» **Problem details**: Please set down every entry again exactly as it stands, without the pictures.

=====

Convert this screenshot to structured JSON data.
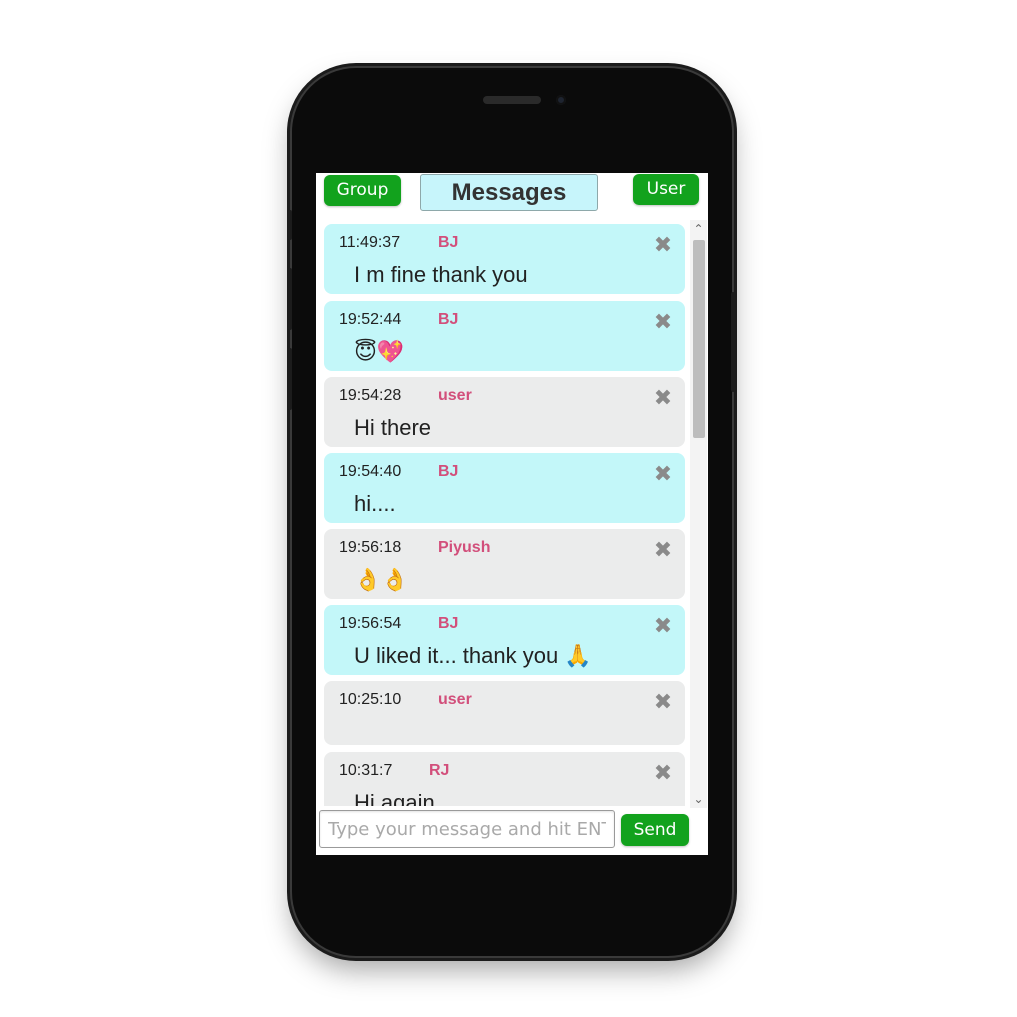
{
  "header": {
    "group_label": "Group",
    "title": "Messages",
    "user_label": "User"
  },
  "messages": [
    {
      "time": "11:49:37",
      "author": "BJ",
      "text": "I m fine thank you",
      "style": "bj"
    },
    {
      "time": "19:52:44",
      "author": "BJ",
      "text": "😇💖",
      "style": "bj"
    },
    {
      "time": "19:54:28",
      "author": "user",
      "text": "Hi there",
      "style": "other"
    },
    {
      "time": "19:54:40",
      "author": "BJ",
      "text": "hi....",
      "style": "bj"
    },
    {
      "time": "19:56:18",
      "author": "Piyush",
      "text": "👌👌",
      "style": "other"
    },
    {
      "time": "19:56:54",
      "author": "BJ",
      "text": "U liked it... thank you 🙏",
      "style": "bj"
    },
    {
      "time": "10:25:10",
      "author": "user",
      "text": "",
      "style": "other"
    },
    {
      "time": "10:31:7",
      "author": "RJ",
      "text": "Hi again",
      "style": "other"
    }
  ],
  "close_glyph": "✖",
  "composer": {
    "placeholder": "Type your message and hit ENTER",
    "send_label": "Send"
  },
  "colors": {
    "accent_green": "#12a21d",
    "bj_bubble": "#c3f7f9",
    "other_bubble": "#ebecec",
    "author_pink": "#d24f7b"
  }
}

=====

» **Written answer**:
Convert this screenshot to structured JSON data.
{
  "header": {
    "group_label": "Group",
    "title": "Messages",
    "user_label": "User"
  },
  "messages": [
    {
      "time": "11:49:37",
      "author": "BJ",
      "text": "I m fine thank you",
      "style": "bj"
    },
    {
      "time": "19:52:44",
      "author": "BJ",
      "text": "😇💖",
      "style": "bj"
    },
    {
      "time": "19:54:28",
      "author": "user",
      "text": "Hi there",
      "style": "other"
    },
    {
      "time": "19:54:40",
      "author": "BJ",
      "text": "hi....",
      "style": "bj"
    },
    {
      "time": "19:56:18",
      "author": "Piyush",
      "text": "👌👌",
      "style": "other"
    },
    {
      "time": "19:56:54",
      "author": "BJ",
      "text": "U liked it... thank you 🙏",
      "style": "bj"
    },
    {
      "time": "10:25:10",
      "author": "user",
      "text": "",
      "style": "other"
    },
    {
      "time": "10:31:7",
      "author": "RJ",
      "text": "Hi again",
      "style": "other"
    }
  ],
  "close_glyph": "✖",
  "composer": {
    "placeholder": "Type your message and hit ENTER",
    "send_label": "Send"
  },
  "colors": {
    "accent_green": "#12a21d",
    "bj_bubble": "#c3f7f9",
    "other_bubble": "#ebecec",
    "author_pink": "#d24f7b"
  }
}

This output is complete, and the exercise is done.